People Power was founded by the national ACLU to complement its immigration work. Members come from all walks of life; no legal background is necessary. As with most resistance efforts, its power comes from numbers and the willingness to stand up for what is right. We focus on our own local law enforcement agencies (“LEAs”). The ACLU published “Nine Model State and Local Policies and Rules” (“Model Rules”) to guide us.
Why Target Local Law Enforcement?
Most horror stories about ICE focus on their militaristic raids. What do LEAs have to do with it? As it turns out, plenty. As best I can tell, about 75 percent of of the 115,000 non-border (interior) arrests in 2016 resulted from LEA identification.
- By law, LEAs must “check the immigration status of people they arrest or incarcerate.” Potentially deportable immigrants are flagged by ICE.
- ICE then issues administrative “detainers” and “civil warrants” to take over custody. Undocumented immigrants being held for any local infraction, however minor, will be subject to detainer – even if they aren’t guilty.
- This is a major change. Under Obama, only serious criminals were detained.
- The detainers/warrants have none of the safeguards of judicial warrants such as independent review of evidence. They frequently are issued in error for people legally in the U.S.
LEAs are not required to honor ICE’s detainer request. About 500 counties across the country do not. Fairfax, however, does; it detained 289 immigrants in 2016.
The ACLU’s Model Rules would help ensure that LEAs don’t detain someone solely for immigration reasons and instead limit LEA transfers to ICE. ICE would have to obtain a criminal judicial warrant signed by a judge before a LEA turns over an immigrant.
Efforts by People Power Groups
Representatives from seven area People Power groups attended the April forum. Three of us had previously requested meetings with Fairfax officials to discuss the Model Rules. We were directed to the forum.
While the Forum wasn’t really a meeting on the Model Rules, it still got our foot in the door. This is how we are keeping that door open:
Ask questions, in public. During the Forum’s Q&A session, I asked officials if they would meet us to discuss the Model Rules. It was clear that People Power had “mass” among attendees. They said yes.
Join forces. Officials will only agree to so many meetings. We set up a coordinating committee so that all interested individuals work together and not at cross purposes
Set interim goals. We anticipated that Fairfax wouldn’t adopt the Model Rules immediately. At our first meeting on May 4, we focused on understanding why Fairfax adopted the policies it had and shared our concerns. We obtained a commitmentt to meet again.
Put everything in writing. A written submission tells officials you are serious; it also becomes part of the public record. The submission I prepared for our group was a combination of short bullet points and more detailed backup for future reference. Importantly, the oral presentation was kept short, only about 5 minutes.

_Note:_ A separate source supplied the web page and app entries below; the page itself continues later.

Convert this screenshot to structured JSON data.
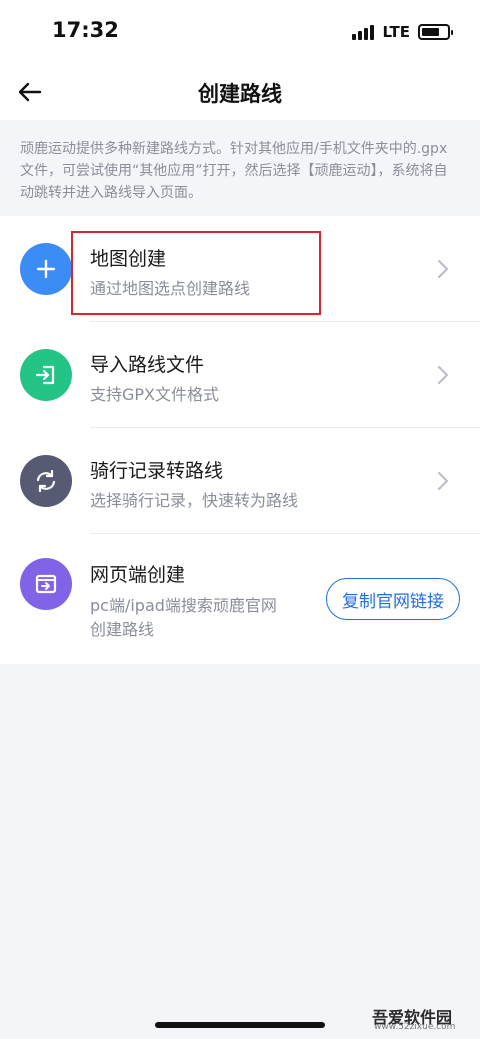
{
  "status": {
    "time": "17:32",
    "network": "LTE"
  },
  "nav": {
    "title": "创建路线",
    "back_icon": "arrow-left-icon"
  },
  "info_text": "顽鹿运动提供多种新建路线方式。针对其他应用/手机文件夹中的.gpx文件，可尝试使用“其他应用”打开，然后选择【顽鹿运动】，系统将自动跳转并进入路线导入页面。",
  "options": [
    {
      "title": "地图创建",
      "subtitle": "通过地图选点创建路线",
      "icon": "plus-icon",
      "color": "#3b8cf5"
    },
    {
      "title": "导入路线文件",
      "subtitle": "支持GPX文件格式",
      "icon": "import-icon",
      "color": "#24c486"
    },
    {
      "title": "骑行记录转路线",
      "subtitle": "选择骑行记录，快速转为路线",
      "icon": "convert-icon",
      "color": "#565a73"
    },
    {
      "title": "网页端创建",
      "subtitle_line1": "pc端/ipad端搜索顽鹿官网",
      "subtitle_line2": "创建路线",
      "icon": "web-import-icon",
      "color": "#8063e6",
      "button_label": "复制官网链接"
    }
  ],
  "colors": {
    "accent": "#1f6fe0",
    "highlight": "#d9262c"
  },
  "watermark": {
    "text": "吾爱软件园",
    "url": "www.52zixue.com"
  }
}
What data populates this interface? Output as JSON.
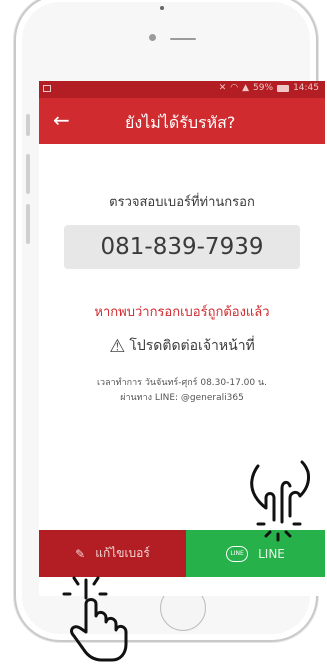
{
  "statusbar": {
    "signal_text": "59%",
    "time": "14:45"
  },
  "appbar": {
    "back_label": "←",
    "title": "ยังไม่ได้รับรหัส?"
  },
  "content": {
    "check_prompt": "ตรวจสอบเบอร์ที่ท่านกรอก",
    "phone_number": "081-839-7939",
    "correct_text": "หากพบว่ากรอกเบอร์ถูกต้องแล้ว",
    "contact_text": "โปรดติดต่อเจ้าหน้าที่",
    "hours_line1": "เวลาทำการ วันจันทร์-ศุกร์ 08.30-17.00 น.",
    "hours_line2": "ผ่านทาง LINE: @generali365"
  },
  "buttons": {
    "edit_label": "แก้ไขเบอร์",
    "line_badge": "LINE",
    "line_label": "LINE"
  },
  "colors": {
    "primary_red": "#d02b2f",
    "dark_red": "#b21e23",
    "line_green": "#26b14a"
  },
  "icons": [
    "back-arrow-icon",
    "warning-icon",
    "pencil-icon",
    "line-icon",
    "hand-pointer-icon"
  ]
}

Try to identify officials’ goals. Fairfax’s overarching goals are excellent. They support diversity and community policing. Officials reassure immigrants that law enforcement is on their side and it is safe to report crimes. They have, I believe, good intentions.
Figure out why officials resist change. Despite these goals, Fairfax has not adopted the judicial warrant rule. It also allows police to detain undocumented immigrants as flight risks when other residents just receive a summons. Why? My sense is they strongly embrace the ethos of cooperation among LEAs. But immigrants rightfully fear this cooperation with ICE. To truly serve Fairfax’s goals of diversity and public safety, the traditional ethos may have to bend.
Send follow up letters. There is a lot of talk in the news recently about the value of memorializing conversations. Our letter restated what the officials said and listed topics for future discussion.
Results So Far
Time will tell, but the sheriff already has announced plans to narrow the policy of detaining inmates for ICE for 48 hours after their sentence ends. ICE would have 5 days before the sentence ends to pick up locally-sentenced inmates.
We can’t say that this change occurred because of our effort. But it didn’t hurt. And, we still will push for adoption of the judicial warrant rule.